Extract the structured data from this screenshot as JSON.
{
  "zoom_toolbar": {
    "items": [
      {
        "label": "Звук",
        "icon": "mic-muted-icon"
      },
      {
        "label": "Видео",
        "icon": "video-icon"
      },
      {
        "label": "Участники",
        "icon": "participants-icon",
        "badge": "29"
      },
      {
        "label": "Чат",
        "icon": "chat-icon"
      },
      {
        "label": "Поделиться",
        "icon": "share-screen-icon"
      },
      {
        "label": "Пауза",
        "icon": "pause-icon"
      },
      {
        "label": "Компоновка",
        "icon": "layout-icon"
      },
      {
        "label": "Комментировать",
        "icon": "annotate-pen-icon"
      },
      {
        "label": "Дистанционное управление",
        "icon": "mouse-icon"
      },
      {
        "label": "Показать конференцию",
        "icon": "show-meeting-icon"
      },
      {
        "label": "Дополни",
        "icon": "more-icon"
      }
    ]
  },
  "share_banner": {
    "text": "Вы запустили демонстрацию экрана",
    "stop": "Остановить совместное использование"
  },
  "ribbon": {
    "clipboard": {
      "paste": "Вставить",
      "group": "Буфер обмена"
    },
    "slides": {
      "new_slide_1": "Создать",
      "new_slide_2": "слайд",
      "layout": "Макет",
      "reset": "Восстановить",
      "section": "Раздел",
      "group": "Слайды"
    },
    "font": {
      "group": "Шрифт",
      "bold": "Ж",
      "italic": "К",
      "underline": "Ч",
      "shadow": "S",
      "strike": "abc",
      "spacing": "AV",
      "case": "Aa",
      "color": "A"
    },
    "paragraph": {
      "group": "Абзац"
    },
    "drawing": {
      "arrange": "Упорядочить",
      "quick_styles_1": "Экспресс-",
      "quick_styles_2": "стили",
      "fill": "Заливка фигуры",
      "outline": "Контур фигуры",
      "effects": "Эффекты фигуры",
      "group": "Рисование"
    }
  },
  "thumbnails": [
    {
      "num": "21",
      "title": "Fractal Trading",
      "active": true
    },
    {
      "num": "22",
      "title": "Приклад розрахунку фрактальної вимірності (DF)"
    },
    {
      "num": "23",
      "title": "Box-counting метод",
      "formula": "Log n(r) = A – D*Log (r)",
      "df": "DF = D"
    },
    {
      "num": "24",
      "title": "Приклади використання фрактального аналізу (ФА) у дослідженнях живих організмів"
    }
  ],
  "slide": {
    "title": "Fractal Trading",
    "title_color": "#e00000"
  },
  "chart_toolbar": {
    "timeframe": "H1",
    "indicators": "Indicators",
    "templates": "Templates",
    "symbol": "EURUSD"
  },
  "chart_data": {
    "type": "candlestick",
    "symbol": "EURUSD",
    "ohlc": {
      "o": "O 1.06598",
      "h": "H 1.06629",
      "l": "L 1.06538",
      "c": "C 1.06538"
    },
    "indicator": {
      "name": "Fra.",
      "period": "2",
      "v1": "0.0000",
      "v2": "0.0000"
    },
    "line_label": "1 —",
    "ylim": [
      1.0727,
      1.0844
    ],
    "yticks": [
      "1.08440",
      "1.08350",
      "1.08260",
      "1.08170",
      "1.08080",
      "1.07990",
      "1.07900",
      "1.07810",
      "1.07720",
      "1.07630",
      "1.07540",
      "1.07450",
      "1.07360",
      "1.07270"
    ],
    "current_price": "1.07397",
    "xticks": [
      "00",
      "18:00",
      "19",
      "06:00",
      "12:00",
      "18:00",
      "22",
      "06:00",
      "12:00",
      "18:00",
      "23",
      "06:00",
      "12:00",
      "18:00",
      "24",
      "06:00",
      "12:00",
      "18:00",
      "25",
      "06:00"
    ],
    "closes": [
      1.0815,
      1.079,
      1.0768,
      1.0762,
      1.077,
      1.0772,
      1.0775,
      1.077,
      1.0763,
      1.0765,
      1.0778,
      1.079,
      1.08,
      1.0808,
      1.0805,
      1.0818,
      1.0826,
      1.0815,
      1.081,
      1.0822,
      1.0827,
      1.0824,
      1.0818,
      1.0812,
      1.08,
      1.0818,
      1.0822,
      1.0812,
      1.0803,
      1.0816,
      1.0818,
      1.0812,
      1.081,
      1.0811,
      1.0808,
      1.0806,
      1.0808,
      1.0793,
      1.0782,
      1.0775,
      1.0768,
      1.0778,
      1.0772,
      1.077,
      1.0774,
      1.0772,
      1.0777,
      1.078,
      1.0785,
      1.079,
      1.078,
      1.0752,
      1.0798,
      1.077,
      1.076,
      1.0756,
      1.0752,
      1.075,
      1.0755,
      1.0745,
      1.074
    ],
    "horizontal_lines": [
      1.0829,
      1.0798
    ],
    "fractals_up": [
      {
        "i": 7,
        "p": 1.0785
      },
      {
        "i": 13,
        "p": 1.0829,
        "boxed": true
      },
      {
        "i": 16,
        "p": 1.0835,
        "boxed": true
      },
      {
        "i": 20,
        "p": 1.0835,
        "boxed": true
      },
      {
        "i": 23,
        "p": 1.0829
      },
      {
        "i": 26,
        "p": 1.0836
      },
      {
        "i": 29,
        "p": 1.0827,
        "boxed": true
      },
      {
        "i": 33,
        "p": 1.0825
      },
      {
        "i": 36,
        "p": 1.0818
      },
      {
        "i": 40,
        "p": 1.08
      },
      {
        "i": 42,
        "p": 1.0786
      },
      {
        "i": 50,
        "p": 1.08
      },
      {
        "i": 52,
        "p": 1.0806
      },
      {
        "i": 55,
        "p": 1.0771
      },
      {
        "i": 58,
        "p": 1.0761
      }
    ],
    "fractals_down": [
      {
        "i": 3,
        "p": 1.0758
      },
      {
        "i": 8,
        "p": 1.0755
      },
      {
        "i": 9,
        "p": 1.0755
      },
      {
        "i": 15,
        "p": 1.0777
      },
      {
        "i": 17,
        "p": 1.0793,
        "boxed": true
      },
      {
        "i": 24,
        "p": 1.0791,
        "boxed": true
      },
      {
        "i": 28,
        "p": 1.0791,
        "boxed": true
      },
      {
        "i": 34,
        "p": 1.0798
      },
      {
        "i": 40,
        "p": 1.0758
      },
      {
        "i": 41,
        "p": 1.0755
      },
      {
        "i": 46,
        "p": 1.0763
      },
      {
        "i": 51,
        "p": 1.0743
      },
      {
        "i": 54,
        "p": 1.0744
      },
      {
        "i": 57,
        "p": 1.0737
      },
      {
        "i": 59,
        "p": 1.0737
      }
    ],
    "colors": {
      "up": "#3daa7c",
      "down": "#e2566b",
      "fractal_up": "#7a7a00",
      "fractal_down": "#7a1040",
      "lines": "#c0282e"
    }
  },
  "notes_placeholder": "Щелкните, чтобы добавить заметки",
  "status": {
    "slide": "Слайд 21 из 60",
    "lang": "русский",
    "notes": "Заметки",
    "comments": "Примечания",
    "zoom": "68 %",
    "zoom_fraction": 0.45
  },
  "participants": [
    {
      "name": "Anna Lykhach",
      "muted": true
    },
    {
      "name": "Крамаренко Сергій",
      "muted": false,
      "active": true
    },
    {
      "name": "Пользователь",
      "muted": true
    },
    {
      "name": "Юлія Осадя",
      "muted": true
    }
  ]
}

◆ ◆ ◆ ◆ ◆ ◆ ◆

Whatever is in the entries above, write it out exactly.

## ANSWER TO THIS TASK:
Extract the structured data from this screenshot as JSON.
{
  "zoom_toolbar": {
    "items": [
      {
        "label": "Звук",
        "icon": "mic-muted-icon"
      },
      {
        "label": "Видео",
        "icon": "video-icon"
      },
      {
        "label": "Участники",
        "icon": "participants-icon",
        "badge": "29"
      },
      {
        "label": "Чат",
        "icon": "chat-icon"
      },
      {
        "label": "Поделиться",
        "icon": "share-screen-icon"
      },
      {
        "label": "Пауза",
        "icon": "pause-icon"
      },
      {
        "label": "Компоновка",
        "icon": "layout-icon"
      },
      {
        "label": "Комментировать",
        "icon": "annotate-pen-icon"
      },
      {
        "label": "Дистанционное управление",
        "icon": "mouse-icon"
      },
      {
        "label": "Показать конференцию",
        "icon": "show-meeting-icon"
      },
      {
        "label": "Дополни",
        "icon": "more-icon"
      }
    ]
  },
  "share_banner": {
    "text": "Вы запустили демонстрацию экрана",
    "stop": "Остановить совместное использование"
  },
  "ribbon": {
    "clipboard": {
      "paste": "Вставить",
      "group": "Буфер обмена"
    },
    "slides": {
      "new_slide_1": "Создать",
      "new_slide_2": "слайд",
      "layout": "Макет",
      "reset": "Восстановить",
      "section": "Раздел",
      "group": "Слайды"
    },
    "font": {
      "group": "Шрифт",
      "bold": "Ж",
      "italic": "К",
      "underline": "Ч",
      "shadow": "S",
      "strike": "abc",
      "spacing": "AV",
      "case": "Aa",
      "color": "A"
    },
    "paragraph": {
      "group": "Абзац"
    },
    "drawing": {
      "arrange": "Упорядочить",
      "quick_styles_1": "Экспресс-",
      "quick_styles_2": "стили",
      "fill": "Заливка фигуры",
      "outline": "Контур фигуры",
      "effects": "Эффекты фигуры",
      "group": "Рисование"
    }
  },
  "thumbnails": [
    {
      "num": "21",
      "title": "Fractal Trading",
      "active": true
    },
    {
      "num": "22",
      "title": "Приклад розрахунку фрактальної вимірності (DF)"
    },
    {
      "num": "23",
      "title": "Box-counting метод",
      "formula": "Log n(r) = A – D*Log (r)",
      "df": "DF = D"
    },
    {
      "num": "24",
      "title": "Приклади використання фрактального аналізу (ФА) у дослідженнях живих організмів"
    }
  ],
  "slide": {
    "title": "Fractal Trading",
    "title_color": "#e00000"
  },
  "chart_toolbar": {
    "timeframe": "H1",
    "indicators": "Indicators",
    "templates": "Templates",
    "symbol": "EURUSD"
  },
  "chart_data": {
    "type": "candlestick",
    "symbol": "EURUSD",
    "ohlc": {
      "o": "O 1.06598",
      "h": "H 1.06629",
      "l": "L 1.06538",
      "c": "C 1.06538"
    },
    "indicator": {
      "name": "Fra.",
      "period": "2",
      "v1": "0.0000",
      "v2": "0.0000"
    },
    "line_label": "1 —",
    "ylim": [
      1.0727,
      1.0844
    ],
    "yticks": [
      "1.08440",
      "1.08350",
      "1.08260",
      "1.08170",
      "1.08080",
      "1.07990",
      "1.07900",
      "1.07810",
      "1.07720",
      "1.07630",
      "1.07540",
      "1.07450",
      "1.07360",
      "1.07270"
    ],
    "current_price": "1.07397",
    "xticks": [
      "00",
      "18:00",
      "19",
      "06:00",
      "12:00",
      "18:00",
      "22",
      "06:00",
      "12:00",
      "18:00",
      "23",
      "06:00",
      "12:00",
      "18:00",
      "24",
      "06:00",
      "12:00",
      "18:00",
      "25",
      "06:00"
    ],
    "closes": [
      1.0815,
      1.079,
      1.0768,
      1.0762,
      1.077,
      1.0772,
      1.0775,
      1.077,
      1.0763,
      1.0765,
      1.0778,
      1.079,
      1.08,
      1.0808,
      1.0805,
      1.0818,
      1.0826,
      1.0815,
      1.081,
      1.0822,
      1.0827,
      1.0824,
      1.0818,
      1.0812,
      1.08,
      1.0818,
      1.0822,
      1.0812,
      1.0803,
      1.0816,
      1.0818,
      1.0812,
      1.081,
      1.0811,
      1.0808,
      1.0806,
      1.0808,
      1.0793,
      1.0782,
      1.0775,
      1.0768,
      1.0778,
      1.0772,
      1.077,
      1.0774,
      1.0772,
      1.0777,
      1.078,
      1.0785,
      1.079,
      1.078,
      1.0752,
      1.0798,
      1.077,
      1.076,
      1.0756,
      1.0752,
      1.075,
      1.0755,
      1.0745,
      1.074
    ],
    "horizontal_lines": [
      1.0829,
      1.0798
    ],
    "fractals_up": [
      {
        "i": 7,
        "p": 1.0785
      },
      {
        "i": 13,
        "p": 1.0829,
        "boxed": true
      },
      {
        "i": 16,
        "p": 1.0835,
        "boxed": true
      },
      {
        "i": 20,
        "p": 1.0835,
        "boxed": true
      },
      {
        "i": 23,
        "p": 1.0829
      },
      {
        "i": 26,
        "p": 1.0836
      },
      {
        "i": 29,
        "p": 1.0827,
        "boxed": true
      },
      {
        "i": 33,
        "p": 1.0825
      },
      {
        "i": 36,
        "p": 1.0818
      },
      {
        "i": 40,
        "p": 1.08
      },
      {
        "i": 42,
        "p": 1.0786
      },
      {
        "i": 50,
        "p": 1.08
      },
      {
        "i": 52,
        "p": 1.0806
      },
      {
        "i": 55,
        "p": 1.0771
      },
      {
        "i": 58,
        "p": 1.0761
      }
    ],
    "fractals_down": [
      {
        "i": 3,
        "p": 1.0758
      },
      {
        "i": 8,
        "p": 1.0755
      },
      {
        "i": 9,
        "p": 1.0755
      },
      {
        "i": 15,
        "p": 1.0777
      },
      {
        "i": 17,
        "p": 1.0793,
        "boxed": true
      },
      {
        "i": 24,
        "p": 1.0791,
        "boxed": true
      },
      {
        "i": 28,
        "p": 1.0791,
        "boxed": true
      },
      {
        "i": 34,
        "p": 1.0798
      },
      {
        "i": 40,
        "p": 1.0758
      },
      {
        "i": 41,
        "p": 1.0755
      },
      {
        "i": 46,
        "p": 1.0763
      },
      {
        "i": 51,
        "p": 1.0743
      },
      {
        "i": 54,
        "p": 1.0744
      },
      {
        "i": 57,
        "p": 1.0737
      },
      {
        "i": 59,
        "p": 1.0737
      }
    ],
    "colors": {
      "up": "#3daa7c",
      "down": "#e2566b",
      "fractal_up": "#7a7a00",
      "fractal_down": "#7a1040",
      "lines": "#c0282e"
    }
  },
  "notes_placeholder": "Щелкните, чтобы добавить заметки",
  "status": {
    "slide": "Слайд 21 из 60",
    "lang": "русский",
    "notes": "Заметки",
    "comments": "Примечания",
    "zoom": "68 %",
    "zoom_fraction": 0.45
  },
  "participants": [
    {
      "name": "Anna Lykhach",
      "muted": true
    },
    {
      "name": "Крамаренко Сергій",
      "muted": false,
      "active": true
    },
    {
      "name": "Пользователь",
      "muted": true
    },
    {
      "name": "Юлія Осадя",
      "muted": true
    }
  ]
}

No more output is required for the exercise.